We know that mental health is important, as important as any other facet of our health. So why is it so much easier to take a “regular” first aid course than a mental health first aid course? Why are we uncomfortable even talking about it?
It’s time to have a conversation about mental health! Mega Health’s mental health workshops are an excellent first step in having that conversation.
Our informal Lunch and Learn sessions help all employees learn how mental health is defined, recognize and overcome some of the stigmas surrounding mental health, and develop non-judgmental listening skills.
What Supervisors and Managers Need to Know is an engaging and informative 3-hour workshop that teaches managers how to effectively recognize mental health related concerns, and how to implement a practical process for supporting their employees.
The 2-day Mental Health First Aid Workshop equips you with mental health crisis first aid procedures, resources, and appropriate treatments that could save your life or the life of someone close to you.
Mega Health holds Mental Health First Aid Workshops for the public every month from January to June, and from September to November in the Kitchener-Waterloo area, and for corporate clients on-site as arranged. This month’s public workshop is scheduled for November 26th and 27th at Faithlife Financial, 470 Weber St. North, in Waterloo. There are still a few spots open, so book now.
Mental health training should be seen as an investment. Companies often recognize the importance of technical and managerial training for their staff, but mental health training … not so much.

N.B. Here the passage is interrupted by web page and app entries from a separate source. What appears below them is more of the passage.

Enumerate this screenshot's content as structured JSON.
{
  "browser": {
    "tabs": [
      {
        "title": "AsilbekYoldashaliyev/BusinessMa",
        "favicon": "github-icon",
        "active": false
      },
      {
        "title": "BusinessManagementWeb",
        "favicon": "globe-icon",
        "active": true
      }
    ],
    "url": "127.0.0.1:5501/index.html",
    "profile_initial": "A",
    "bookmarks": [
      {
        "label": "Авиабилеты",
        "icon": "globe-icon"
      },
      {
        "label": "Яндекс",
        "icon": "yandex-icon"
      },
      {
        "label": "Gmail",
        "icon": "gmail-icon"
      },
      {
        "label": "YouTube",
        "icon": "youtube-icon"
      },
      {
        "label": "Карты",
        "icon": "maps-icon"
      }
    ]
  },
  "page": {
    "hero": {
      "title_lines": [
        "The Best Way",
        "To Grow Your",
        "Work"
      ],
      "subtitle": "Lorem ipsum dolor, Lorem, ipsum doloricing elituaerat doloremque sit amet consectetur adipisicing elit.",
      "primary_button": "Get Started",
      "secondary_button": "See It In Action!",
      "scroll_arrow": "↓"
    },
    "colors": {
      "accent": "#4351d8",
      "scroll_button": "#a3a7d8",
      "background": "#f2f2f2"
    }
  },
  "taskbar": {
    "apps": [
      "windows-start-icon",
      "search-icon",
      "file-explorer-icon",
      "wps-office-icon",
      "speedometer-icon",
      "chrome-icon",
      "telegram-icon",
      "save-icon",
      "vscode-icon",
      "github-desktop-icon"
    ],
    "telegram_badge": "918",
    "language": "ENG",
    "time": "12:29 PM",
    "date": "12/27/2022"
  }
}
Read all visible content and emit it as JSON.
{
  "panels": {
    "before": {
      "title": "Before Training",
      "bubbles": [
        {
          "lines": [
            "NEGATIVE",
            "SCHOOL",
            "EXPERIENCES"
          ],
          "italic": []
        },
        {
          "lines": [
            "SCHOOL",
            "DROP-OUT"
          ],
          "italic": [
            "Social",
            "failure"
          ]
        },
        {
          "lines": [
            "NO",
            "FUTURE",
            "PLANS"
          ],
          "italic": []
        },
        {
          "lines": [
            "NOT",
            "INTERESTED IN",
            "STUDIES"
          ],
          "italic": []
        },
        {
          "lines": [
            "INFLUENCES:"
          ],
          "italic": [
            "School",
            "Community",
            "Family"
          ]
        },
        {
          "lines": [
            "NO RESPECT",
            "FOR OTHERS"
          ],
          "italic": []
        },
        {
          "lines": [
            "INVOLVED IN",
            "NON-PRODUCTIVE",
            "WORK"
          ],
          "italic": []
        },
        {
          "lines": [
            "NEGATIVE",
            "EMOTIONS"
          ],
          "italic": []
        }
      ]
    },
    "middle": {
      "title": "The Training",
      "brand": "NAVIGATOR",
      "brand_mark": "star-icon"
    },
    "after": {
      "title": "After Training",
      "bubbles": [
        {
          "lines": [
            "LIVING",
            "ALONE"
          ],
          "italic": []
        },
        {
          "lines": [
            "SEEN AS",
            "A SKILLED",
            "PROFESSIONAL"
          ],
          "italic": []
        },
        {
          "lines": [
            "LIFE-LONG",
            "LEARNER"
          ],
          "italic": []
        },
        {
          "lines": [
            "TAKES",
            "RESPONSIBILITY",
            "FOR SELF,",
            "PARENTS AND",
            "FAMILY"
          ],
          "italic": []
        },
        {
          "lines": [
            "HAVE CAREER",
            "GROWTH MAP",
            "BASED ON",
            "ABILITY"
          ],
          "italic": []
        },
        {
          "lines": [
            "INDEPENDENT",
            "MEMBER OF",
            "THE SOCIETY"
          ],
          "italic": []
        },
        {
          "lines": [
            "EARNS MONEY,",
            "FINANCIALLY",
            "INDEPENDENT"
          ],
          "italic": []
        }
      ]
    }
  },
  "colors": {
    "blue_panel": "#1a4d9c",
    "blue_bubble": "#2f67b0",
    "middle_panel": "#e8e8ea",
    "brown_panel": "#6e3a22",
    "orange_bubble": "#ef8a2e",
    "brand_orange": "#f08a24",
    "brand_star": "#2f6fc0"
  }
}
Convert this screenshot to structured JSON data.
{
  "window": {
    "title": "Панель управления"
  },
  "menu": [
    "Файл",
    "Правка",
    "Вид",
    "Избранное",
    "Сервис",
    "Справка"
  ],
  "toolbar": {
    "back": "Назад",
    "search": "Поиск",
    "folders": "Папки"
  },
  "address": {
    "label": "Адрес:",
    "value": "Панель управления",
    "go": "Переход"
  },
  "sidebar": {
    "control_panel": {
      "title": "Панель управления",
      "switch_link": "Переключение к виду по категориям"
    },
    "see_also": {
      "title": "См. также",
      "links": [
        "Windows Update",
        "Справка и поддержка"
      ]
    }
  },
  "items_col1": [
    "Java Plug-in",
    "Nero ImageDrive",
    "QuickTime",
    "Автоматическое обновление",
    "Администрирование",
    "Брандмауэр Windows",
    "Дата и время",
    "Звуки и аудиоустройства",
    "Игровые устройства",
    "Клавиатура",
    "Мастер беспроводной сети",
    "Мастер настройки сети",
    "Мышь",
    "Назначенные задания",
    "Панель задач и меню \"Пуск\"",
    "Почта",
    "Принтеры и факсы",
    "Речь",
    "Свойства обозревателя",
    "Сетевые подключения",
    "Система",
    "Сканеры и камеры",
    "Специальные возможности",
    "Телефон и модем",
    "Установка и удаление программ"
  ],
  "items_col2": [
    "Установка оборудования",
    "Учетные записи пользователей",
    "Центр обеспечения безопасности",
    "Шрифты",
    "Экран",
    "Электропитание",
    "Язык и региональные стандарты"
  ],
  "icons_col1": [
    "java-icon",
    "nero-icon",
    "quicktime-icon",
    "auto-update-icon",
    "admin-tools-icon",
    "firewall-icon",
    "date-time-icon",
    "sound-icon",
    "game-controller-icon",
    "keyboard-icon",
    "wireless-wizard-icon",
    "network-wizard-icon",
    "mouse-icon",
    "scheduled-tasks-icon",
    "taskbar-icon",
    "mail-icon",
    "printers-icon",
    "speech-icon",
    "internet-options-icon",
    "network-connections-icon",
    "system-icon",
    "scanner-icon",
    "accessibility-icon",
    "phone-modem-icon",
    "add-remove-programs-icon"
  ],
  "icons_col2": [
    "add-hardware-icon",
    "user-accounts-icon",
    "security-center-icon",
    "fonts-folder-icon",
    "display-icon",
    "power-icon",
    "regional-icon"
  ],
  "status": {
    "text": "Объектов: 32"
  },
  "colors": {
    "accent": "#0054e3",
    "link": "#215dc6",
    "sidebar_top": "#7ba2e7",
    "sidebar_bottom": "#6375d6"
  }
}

They understand that if they wish to have a successful implementation of a new piece of machinery, a new business process, or a new application from IT, their staff is going to need training. But training their employees to cope with work-related stress is often overlooked. As a consequence, organizations may be costing themselves a fortune.
A report by Business Insider notes that “employees under high levels of stress cost 40% more than the average worker.” This is due in part to “health care claims, workers’ compensation claims, absenteeism, employee turnover, productivity losses, and other direct and indirect costs.”
Even organizations that recognize the value of mental health training may have difficulty fitting it into their budget. If this is the case with your organization, you may be able to receive funding from the Ontario Ministry of Training, Colleges and Universities through the Canada-Ontario Job Grant Program.
If you can’t afford to have your entire staff out of the office for two days, consider sending one individual each month. However you arrange it, it’s a conversation well-worth having.